- Dataset rows describing interfaces:

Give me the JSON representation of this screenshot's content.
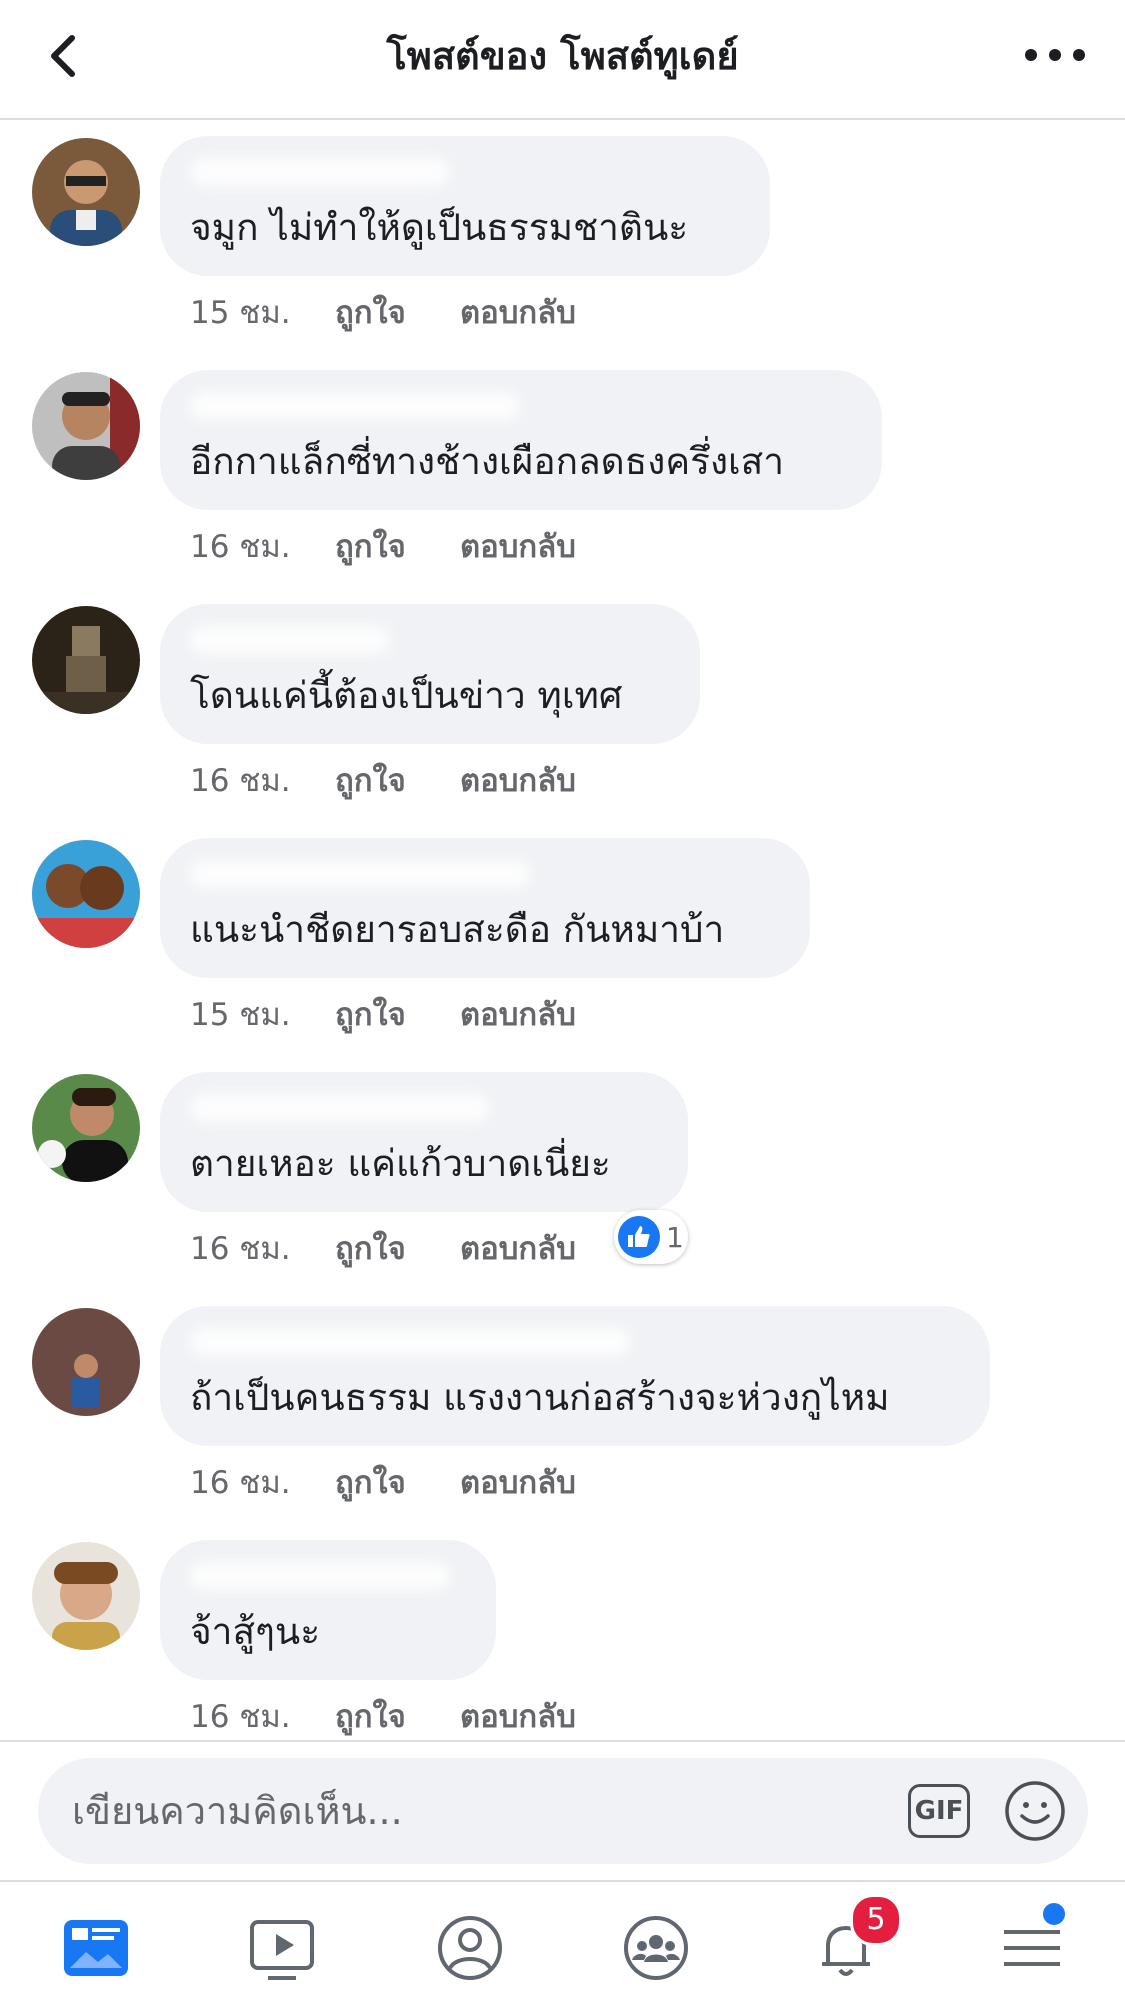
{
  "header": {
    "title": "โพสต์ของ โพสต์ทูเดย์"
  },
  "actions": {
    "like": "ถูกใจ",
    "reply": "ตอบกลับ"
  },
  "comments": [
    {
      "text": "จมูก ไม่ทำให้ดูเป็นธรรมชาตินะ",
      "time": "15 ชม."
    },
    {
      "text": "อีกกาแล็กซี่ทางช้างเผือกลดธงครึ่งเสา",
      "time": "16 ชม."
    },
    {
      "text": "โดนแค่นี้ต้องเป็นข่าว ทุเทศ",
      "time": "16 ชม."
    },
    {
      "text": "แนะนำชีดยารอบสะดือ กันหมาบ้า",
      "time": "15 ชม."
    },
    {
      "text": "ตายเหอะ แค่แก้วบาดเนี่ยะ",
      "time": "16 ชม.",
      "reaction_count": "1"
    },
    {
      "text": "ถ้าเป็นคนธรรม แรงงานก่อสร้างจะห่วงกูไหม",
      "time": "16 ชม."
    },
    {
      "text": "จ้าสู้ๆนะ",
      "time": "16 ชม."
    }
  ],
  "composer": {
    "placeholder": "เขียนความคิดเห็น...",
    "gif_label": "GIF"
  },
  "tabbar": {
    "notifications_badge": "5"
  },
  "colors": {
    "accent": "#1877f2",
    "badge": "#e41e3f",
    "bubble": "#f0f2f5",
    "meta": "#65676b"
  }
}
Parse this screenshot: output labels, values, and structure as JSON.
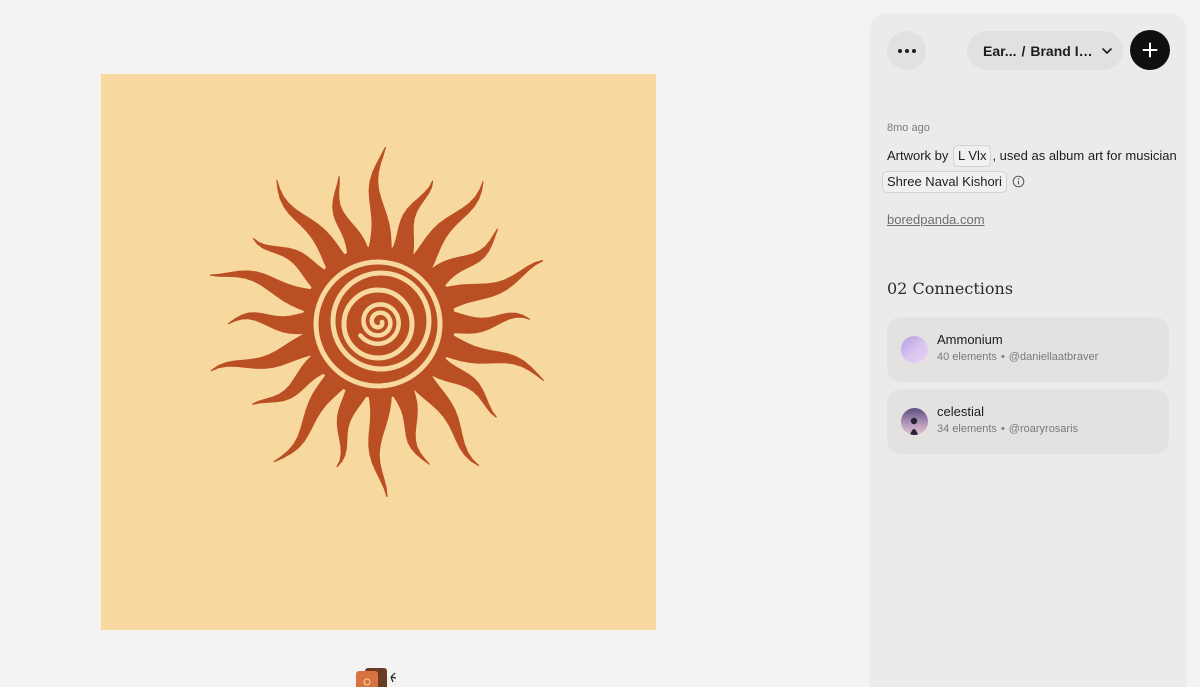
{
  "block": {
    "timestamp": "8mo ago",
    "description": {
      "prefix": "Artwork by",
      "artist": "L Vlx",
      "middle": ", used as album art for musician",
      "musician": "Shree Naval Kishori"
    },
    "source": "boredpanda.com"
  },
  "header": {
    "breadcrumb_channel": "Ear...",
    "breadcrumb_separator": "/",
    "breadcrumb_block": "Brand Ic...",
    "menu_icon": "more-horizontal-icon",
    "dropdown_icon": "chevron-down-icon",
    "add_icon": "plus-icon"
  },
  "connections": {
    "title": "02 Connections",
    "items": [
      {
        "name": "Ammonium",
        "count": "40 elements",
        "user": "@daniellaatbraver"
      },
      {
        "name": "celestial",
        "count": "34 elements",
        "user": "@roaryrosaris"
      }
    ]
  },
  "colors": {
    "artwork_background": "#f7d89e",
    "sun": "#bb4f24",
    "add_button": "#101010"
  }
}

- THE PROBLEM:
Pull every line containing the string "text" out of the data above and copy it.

- WRITTEN RESPONSE:
      "text": "จมูก ไม่ทำให้ดูเป็นธรรมชาตินะ",
      "text": "อีกกาแล็กซี่ทางช้างเผือกลดธงครึ่งเสา",
      "text": "โดนแค่นี้ต้องเป็นข่าว ทุเทศ",
      "text": "แนะนำชีดยารอบสะดือ กันหมาบ้า",
      "text": "ตายเหอะ แค่แก้วบาดเนี่ยะ",
      "text": "ถ้าเป็นคนธรรม แรงงานก่อสร้างจะห่วงกูไหม",
      "text": "จ้าสู้ๆนะ",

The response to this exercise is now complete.